"The man at UCLA," adds The Fox, referring to John Wooden, "now when he goes, you know who's getting all the dudes from L.A.? You looking at him: The Fox."
Snowden is from Detroit and grew up with the Four Tops and the Temptations. He used to run sandwiches up to Charlie Parker at the Bluebird Inn and sit at the knee of Joe Louis. Tucson was a big change.
"It isn't my life-style," says The Fox, "but it's where I had to come to get a chance. I miss the little black things. Having my hair styled by my own guy. Listening to my sounds on a black station. My daughter misses Soul Train and the black dancers. I love Soul Train.
"My man, Tucson folk are the greatest in the world, but we had to work like hell to get them. I didn't come all this way to lose, can you dig it? People need to get rid of their cowboy syndrome about this league. I was assistant at Michigan, and you telling me the Big Ten is as tough as the WAC? We had four teams that would kick Indiana's butt at the end of last season. Put that down. Put down The Fox was one of them."
Norm Ellenberger of New Mexico, The Hippie, has a beauteous wife named Judy, some children, a pet timber wolf named Sasha, an adobe hacienda to put them all in and many irons in the fire of the burgeoning business of Indian jewelry. The Hippie is the Newman-Redford among coaches, a man of such striking looks and charisma that his picture, hanging in Albuquerque restaurants, must be guarded lest it be defaced with scribbled I love hims.

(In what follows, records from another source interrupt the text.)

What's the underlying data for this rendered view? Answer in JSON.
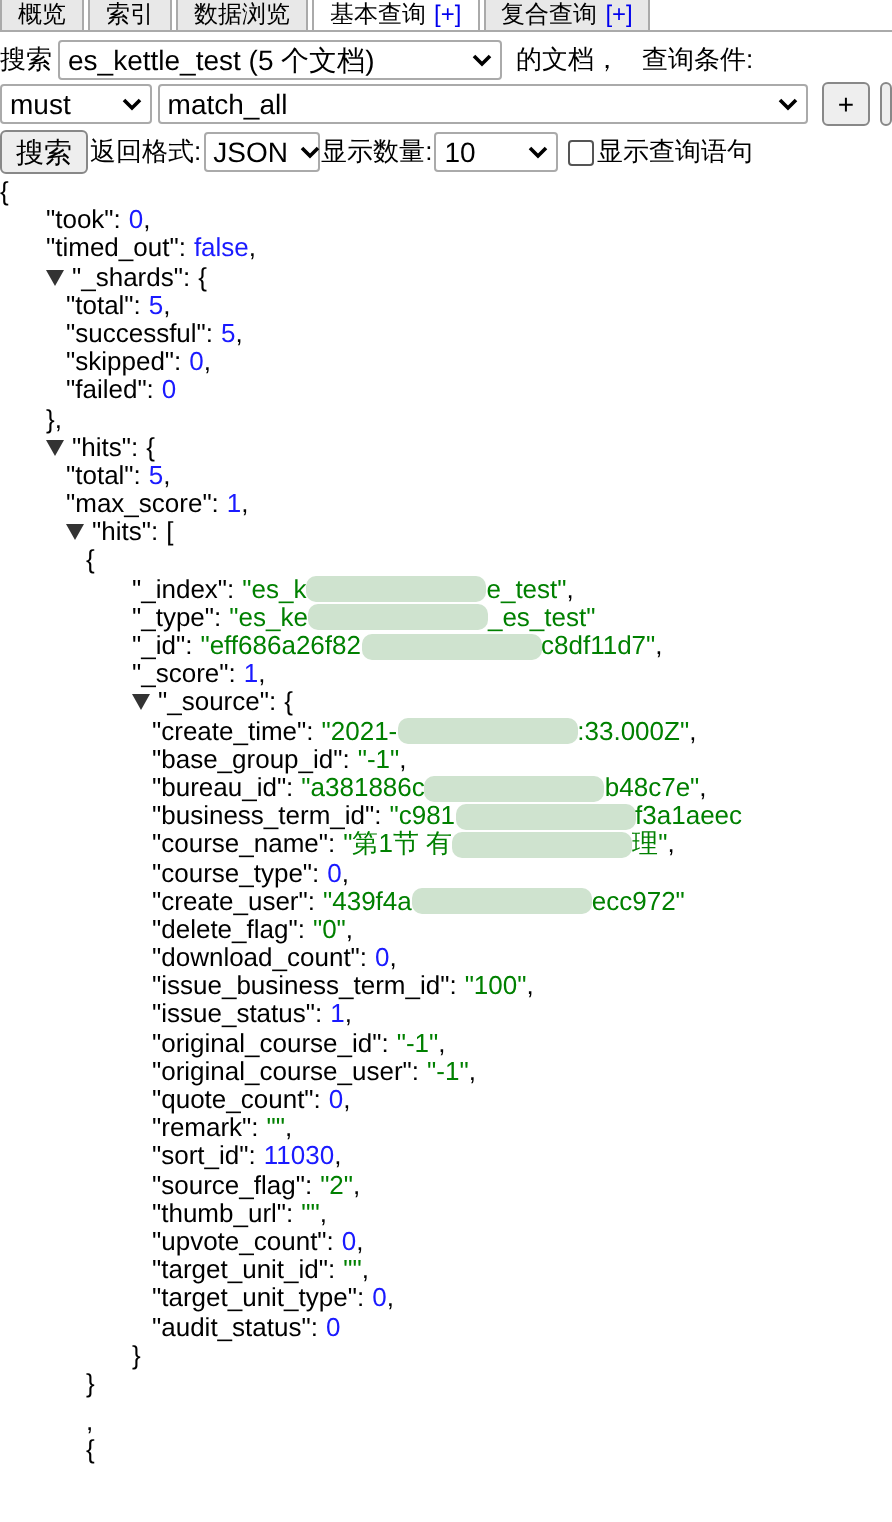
{
  "tabs": [
    {
      "label": "概览",
      "selected": false
    },
    {
      "label": "索引",
      "selected": false
    },
    {
      "label": "数据浏览",
      "selected": false
    },
    {
      "label": "基本查询",
      "plus": "[+]",
      "selected": true
    },
    {
      "label": "复合查询",
      "plus": "[+]",
      "selected": false
    }
  ],
  "search_row": {
    "label": "搜索",
    "index_select": "es_kettle_test (5 个文档)",
    "suffix": "的文档，",
    "condition_label": "查询条件:"
  },
  "condition_row": {
    "occur_select": "must",
    "query_select": "match_all",
    "add_button": "+"
  },
  "options_row": {
    "search_button": "搜索",
    "format_label": "返回格式:",
    "format_select": "JSON",
    "size_label": "显示数量:",
    "size_select": "10",
    "show_query": {
      "label": "显示查询语句",
      "checked": false
    }
  },
  "result": {
    "kind": "object",
    "open": "{",
    "children": [
      {
        "kind": "number",
        "key": "\"took\":",
        "value": "0",
        "after": ","
      },
      {
        "kind": "boolean",
        "key": "\"timed_out\":",
        "value": "false",
        "after": ","
      },
      {
        "kind": "object",
        "key": "\"_shards\":",
        "open": "{",
        "expanded": true,
        "close": "},",
        "children": [
          {
            "kind": "number",
            "key": "\"total\":",
            "value": "5",
            "after": ","
          },
          {
            "kind": "number",
            "key": "\"successful\":",
            "value": "5",
            "after": ","
          },
          {
            "kind": "number",
            "key": "\"skipped\":",
            "value": "0",
            "after": ","
          },
          {
            "kind": "number",
            "key": "\"failed\":",
            "value": "0"
          }
        ]
      },
      {
        "kind": "object",
        "key": "\"hits\":",
        "open": "{",
        "expanded": true,
        "children": [
          {
            "kind": "number",
            "key": "\"total\":",
            "value": "5",
            "after": ","
          },
          {
            "kind": "number",
            "key": "\"max_score\":",
            "value": "1",
            "after": ","
          },
          {
            "kind": "object",
            "key": "\"hits\":",
            "open": "[",
            "expanded": true,
            "children": [
              {
                "kind": "object",
                "open": "{",
                "close": "}",
                "children": [
                  {
                    "kind": "string",
                    "key": "\"_index\":",
                    "value": "\"es_k",
                    "redacted": true,
                    "value_tail": "e_test\"",
                    "after": ","
                  },
                  {
                    "kind": "string",
                    "key": "\"_type\":",
                    "value": "\"es_ke",
                    "redacted": true,
                    "value_tail": "_es_test\""
                  },
                  {
                    "kind": "string",
                    "key": "\"_id\":",
                    "value": "\"eff686a26f82",
                    "redacted": true,
                    "value_tail": "c8df11d7\"",
                    "after": ","
                  },
                  {
                    "kind": "number",
                    "key": "\"_score\":",
                    "value": "1",
                    "after": ","
                  },
                  {
                    "kind": "object",
                    "key": "\"_source\":",
                    "open": "{",
                    "expanded": true,
                    "close": "}",
                    "children": [
                      {
                        "kind": "string",
                        "key": "\"create_time\":",
                        "value": "\"2021-",
                        "redacted": true,
                        "value_tail": ":33.000Z\"",
                        "after": ","
                      },
                      {
                        "kind": "string",
                        "key": "\"base_group_id\":",
                        "value": "\"-1\"",
                        "after": ","
                      },
                      {
                        "kind": "string",
                        "key": "\"bureau_id\":",
                        "value": "\"a381886c",
                        "redacted": true,
                        "value_tail": "b48c7e\"",
                        "after": ","
                      },
                      {
                        "kind": "string",
                        "key": "\"business_term_id\":",
                        "value": "\"c981",
                        "redacted": true,
                        "value_tail": "f3a1aeec"
                      },
                      {
                        "kind": "string",
                        "key": "\"course_name\":",
                        "value": "\"第1节 有",
                        "redacted": true,
                        "value_tail": "理\"",
                        "after": ","
                      },
                      {
                        "kind": "number",
                        "key": "\"course_type\":",
                        "value": "0",
                        "after": ","
                      },
                      {
                        "kind": "string",
                        "key": "\"create_user\":",
                        "value": "\"439f4a",
                        "redacted": true,
                        "value_tail": "ecc972\""
                      },
                      {
                        "kind": "string",
                        "key": "\"delete_flag\":",
                        "value": "\"0\"",
                        "after": ","
                      },
                      {
                        "kind": "number",
                        "key": "\"download_count\":",
                        "value": "0",
                        "after": ","
                      },
                      {
                        "kind": "string",
                        "key": "\"issue_business_term_id\":",
                        "value": "\"100\"",
                        "after": ","
                      },
                      {
                        "kind": "number",
                        "key": "\"issue_status\":",
                        "value": "1",
                        "after": ","
                      },
                      {
                        "kind": "string",
                        "key": "\"original_course_id\":",
                        "value": "\"-1\"",
                        "after": ","
                      },
                      {
                        "kind": "string",
                        "key": "\"original_course_user\":",
                        "value": "\"-1\"",
                        "after": ","
                      },
                      {
                        "kind": "number",
                        "key": "\"quote_count\":",
                        "value": "0",
                        "after": ","
                      },
                      {
                        "kind": "string",
                        "key": "\"remark\":",
                        "value": "\"\"",
                        "after": ","
                      },
                      {
                        "kind": "number",
                        "key": "\"sort_id\":",
                        "value": "11030",
                        "after": ","
                      },
                      {
                        "kind": "string",
                        "key": "\"source_flag\":",
                        "value": "\"2\"",
                        "after": ","
                      },
                      {
                        "kind": "string",
                        "key": "\"thumb_url\":",
                        "value": "\"\"",
                        "after": ","
                      },
                      {
                        "kind": "number",
                        "key": "\"upvote_count\":",
                        "value": "0",
                        "after": ","
                      },
                      {
                        "kind": "string",
                        "key": "\"target_unit_id\":",
                        "value": "\"\"",
                        "after": ","
                      },
                      {
                        "kind": "number",
                        "key": "\"target_unit_type\":",
                        "value": "0",
                        "after": ","
                      },
                      {
                        "kind": "number",
                        "key": "\"audit_status\":",
                        "value": "0"
                      }
                    ]
                  }
                ]
              },
              {
                "kind": "separator",
                "text": ","
              },
              {
                "kind": "object",
                "open": "{"
              }
            ]
          }
        ]
      }
    ]
  }
}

The Hippie wears faded jeans, a mustache and shades "to keep the image." The walls of his remodeled office are covered with white shag carpet; there are several mirrors on one of them. "Rule One is: No player can look better than the coach," says The Hippie. "If I don't like his hair or clothes, they're out."